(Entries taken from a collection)
══════

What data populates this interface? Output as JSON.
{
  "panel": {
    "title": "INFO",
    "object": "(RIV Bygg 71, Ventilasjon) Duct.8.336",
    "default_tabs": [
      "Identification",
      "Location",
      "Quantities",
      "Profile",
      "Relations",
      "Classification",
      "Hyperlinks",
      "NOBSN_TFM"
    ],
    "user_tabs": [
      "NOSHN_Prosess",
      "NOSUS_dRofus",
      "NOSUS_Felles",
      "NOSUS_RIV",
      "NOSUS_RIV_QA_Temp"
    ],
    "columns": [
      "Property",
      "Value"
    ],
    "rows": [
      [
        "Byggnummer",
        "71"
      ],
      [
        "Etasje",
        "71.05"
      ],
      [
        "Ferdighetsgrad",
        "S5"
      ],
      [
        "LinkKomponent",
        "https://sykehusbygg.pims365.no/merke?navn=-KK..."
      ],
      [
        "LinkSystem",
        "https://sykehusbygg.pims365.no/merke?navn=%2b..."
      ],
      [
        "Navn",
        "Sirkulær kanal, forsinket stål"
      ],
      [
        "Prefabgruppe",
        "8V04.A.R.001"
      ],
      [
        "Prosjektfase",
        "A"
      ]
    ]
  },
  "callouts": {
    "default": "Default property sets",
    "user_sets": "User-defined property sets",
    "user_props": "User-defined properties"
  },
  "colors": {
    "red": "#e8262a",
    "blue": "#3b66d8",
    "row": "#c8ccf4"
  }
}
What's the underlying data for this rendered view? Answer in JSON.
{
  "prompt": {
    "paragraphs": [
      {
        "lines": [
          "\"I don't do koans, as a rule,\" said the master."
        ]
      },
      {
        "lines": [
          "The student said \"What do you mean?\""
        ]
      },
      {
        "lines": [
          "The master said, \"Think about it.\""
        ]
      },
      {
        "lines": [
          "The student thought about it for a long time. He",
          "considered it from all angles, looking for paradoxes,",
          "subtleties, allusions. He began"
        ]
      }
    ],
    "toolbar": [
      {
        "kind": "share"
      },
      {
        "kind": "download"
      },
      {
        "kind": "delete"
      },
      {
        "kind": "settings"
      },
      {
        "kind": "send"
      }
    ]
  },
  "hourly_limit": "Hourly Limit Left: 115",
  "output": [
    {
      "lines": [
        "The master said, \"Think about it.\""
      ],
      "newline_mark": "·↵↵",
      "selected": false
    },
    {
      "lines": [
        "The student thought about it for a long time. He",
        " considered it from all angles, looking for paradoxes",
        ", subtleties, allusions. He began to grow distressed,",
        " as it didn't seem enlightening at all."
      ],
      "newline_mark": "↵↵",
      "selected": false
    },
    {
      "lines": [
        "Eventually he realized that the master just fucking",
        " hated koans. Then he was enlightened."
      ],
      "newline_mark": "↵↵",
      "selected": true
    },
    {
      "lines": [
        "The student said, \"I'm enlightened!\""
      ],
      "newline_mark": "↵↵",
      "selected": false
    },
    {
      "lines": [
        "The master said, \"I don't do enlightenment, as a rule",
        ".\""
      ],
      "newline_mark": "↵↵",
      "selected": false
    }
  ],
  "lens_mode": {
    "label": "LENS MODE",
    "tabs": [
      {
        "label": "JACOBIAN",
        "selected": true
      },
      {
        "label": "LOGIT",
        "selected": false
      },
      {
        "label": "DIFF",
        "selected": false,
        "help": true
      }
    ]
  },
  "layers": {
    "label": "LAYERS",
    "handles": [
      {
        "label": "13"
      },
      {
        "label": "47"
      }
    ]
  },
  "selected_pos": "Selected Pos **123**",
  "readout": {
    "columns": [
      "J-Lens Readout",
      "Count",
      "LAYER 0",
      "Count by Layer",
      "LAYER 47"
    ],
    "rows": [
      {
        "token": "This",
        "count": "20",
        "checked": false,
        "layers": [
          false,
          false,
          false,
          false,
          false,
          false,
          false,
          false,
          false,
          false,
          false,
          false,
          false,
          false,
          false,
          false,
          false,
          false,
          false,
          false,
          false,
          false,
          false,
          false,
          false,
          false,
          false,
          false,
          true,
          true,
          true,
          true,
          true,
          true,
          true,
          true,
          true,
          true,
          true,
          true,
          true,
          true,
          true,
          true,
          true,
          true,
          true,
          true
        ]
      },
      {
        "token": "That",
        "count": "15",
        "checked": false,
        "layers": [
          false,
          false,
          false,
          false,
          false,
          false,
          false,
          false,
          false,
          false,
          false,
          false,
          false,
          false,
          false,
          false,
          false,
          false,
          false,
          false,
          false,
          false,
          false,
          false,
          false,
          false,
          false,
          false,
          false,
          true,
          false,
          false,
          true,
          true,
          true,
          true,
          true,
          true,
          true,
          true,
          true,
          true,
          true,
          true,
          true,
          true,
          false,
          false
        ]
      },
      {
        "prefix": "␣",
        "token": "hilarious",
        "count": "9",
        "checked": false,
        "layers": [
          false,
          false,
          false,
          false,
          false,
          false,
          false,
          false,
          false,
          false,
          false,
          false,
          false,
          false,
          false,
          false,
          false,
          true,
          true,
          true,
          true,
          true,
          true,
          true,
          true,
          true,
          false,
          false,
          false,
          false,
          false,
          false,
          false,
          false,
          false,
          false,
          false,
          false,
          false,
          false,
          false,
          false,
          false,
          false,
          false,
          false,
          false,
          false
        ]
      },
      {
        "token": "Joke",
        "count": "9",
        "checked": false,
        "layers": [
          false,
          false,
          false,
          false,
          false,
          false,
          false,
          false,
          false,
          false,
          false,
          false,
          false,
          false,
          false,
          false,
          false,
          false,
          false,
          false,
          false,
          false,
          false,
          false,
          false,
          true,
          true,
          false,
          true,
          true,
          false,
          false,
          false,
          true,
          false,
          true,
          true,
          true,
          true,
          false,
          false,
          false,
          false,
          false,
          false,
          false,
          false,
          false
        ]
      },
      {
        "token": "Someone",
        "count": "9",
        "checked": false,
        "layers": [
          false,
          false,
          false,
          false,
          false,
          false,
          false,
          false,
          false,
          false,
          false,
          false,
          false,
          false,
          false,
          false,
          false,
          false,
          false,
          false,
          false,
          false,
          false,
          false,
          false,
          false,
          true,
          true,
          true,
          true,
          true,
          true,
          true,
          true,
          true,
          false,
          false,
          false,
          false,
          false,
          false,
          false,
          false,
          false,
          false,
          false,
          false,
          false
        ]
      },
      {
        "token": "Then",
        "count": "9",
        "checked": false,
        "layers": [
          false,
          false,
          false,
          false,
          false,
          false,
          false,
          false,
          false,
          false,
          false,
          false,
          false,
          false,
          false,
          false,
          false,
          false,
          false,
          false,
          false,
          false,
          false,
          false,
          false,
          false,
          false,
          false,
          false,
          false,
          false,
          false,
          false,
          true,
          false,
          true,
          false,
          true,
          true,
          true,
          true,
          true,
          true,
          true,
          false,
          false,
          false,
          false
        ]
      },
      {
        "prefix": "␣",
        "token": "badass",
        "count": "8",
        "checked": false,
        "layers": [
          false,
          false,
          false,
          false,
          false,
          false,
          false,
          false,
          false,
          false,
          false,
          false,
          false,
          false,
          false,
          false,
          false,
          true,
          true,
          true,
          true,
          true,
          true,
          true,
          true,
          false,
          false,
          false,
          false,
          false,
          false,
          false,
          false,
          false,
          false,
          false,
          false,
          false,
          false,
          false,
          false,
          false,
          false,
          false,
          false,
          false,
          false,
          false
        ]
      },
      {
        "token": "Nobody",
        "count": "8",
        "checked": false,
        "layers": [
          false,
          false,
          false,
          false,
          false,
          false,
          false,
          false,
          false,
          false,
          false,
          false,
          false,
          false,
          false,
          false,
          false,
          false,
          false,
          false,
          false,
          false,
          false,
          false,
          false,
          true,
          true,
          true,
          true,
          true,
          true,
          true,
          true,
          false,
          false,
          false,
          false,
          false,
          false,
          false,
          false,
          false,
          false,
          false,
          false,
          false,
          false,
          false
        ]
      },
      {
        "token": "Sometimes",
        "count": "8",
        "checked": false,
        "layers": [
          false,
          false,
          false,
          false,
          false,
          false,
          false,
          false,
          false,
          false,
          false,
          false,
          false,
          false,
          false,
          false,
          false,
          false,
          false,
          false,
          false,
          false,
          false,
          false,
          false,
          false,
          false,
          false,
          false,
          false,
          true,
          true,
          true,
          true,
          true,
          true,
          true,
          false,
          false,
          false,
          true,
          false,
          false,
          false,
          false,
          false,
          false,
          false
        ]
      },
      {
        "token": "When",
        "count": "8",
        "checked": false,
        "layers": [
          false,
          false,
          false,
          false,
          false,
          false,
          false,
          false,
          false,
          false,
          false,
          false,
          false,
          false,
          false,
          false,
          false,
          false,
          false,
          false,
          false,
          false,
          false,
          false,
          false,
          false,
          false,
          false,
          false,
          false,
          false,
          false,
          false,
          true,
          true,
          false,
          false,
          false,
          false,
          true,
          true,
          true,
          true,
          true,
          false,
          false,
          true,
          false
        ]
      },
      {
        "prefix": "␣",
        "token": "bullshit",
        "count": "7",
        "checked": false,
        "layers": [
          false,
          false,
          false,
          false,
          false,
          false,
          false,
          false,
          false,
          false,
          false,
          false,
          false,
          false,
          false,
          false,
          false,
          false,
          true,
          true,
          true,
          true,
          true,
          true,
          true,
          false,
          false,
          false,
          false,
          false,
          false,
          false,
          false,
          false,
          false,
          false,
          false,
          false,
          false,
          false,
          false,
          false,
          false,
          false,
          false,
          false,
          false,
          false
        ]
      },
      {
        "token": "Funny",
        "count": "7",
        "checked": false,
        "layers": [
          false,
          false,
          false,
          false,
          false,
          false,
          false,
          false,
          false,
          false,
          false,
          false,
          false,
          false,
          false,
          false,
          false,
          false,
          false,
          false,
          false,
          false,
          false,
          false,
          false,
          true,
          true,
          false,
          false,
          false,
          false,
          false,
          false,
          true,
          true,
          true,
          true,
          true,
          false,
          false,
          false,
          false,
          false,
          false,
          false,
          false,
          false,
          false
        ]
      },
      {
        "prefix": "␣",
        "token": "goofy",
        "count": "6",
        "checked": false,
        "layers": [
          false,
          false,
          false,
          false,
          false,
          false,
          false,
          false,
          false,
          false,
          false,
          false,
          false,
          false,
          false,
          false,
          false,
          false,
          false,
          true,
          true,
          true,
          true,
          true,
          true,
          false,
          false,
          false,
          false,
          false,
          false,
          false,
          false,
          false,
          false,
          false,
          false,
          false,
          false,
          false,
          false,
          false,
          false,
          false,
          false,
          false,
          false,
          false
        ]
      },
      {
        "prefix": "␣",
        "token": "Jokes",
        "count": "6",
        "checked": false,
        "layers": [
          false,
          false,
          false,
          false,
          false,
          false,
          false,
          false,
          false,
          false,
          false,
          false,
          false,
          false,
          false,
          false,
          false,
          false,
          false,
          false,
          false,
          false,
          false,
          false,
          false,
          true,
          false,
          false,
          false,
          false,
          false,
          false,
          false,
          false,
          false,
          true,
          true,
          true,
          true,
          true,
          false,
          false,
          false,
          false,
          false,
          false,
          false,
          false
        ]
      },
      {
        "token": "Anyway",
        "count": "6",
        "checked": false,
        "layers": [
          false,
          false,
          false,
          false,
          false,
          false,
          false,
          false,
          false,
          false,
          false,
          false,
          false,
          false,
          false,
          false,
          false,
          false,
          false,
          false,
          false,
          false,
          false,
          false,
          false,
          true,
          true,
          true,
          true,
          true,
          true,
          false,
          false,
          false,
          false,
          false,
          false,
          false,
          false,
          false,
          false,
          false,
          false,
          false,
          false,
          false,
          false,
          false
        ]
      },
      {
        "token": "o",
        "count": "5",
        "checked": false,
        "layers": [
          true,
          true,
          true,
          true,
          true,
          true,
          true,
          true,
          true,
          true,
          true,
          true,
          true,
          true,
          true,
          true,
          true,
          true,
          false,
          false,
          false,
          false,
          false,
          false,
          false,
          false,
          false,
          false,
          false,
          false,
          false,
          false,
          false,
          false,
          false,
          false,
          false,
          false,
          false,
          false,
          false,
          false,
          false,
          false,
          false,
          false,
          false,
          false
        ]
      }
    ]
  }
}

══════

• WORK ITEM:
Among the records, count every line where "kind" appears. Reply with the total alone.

• SOLUTION FOR THIS PROBLEM:
5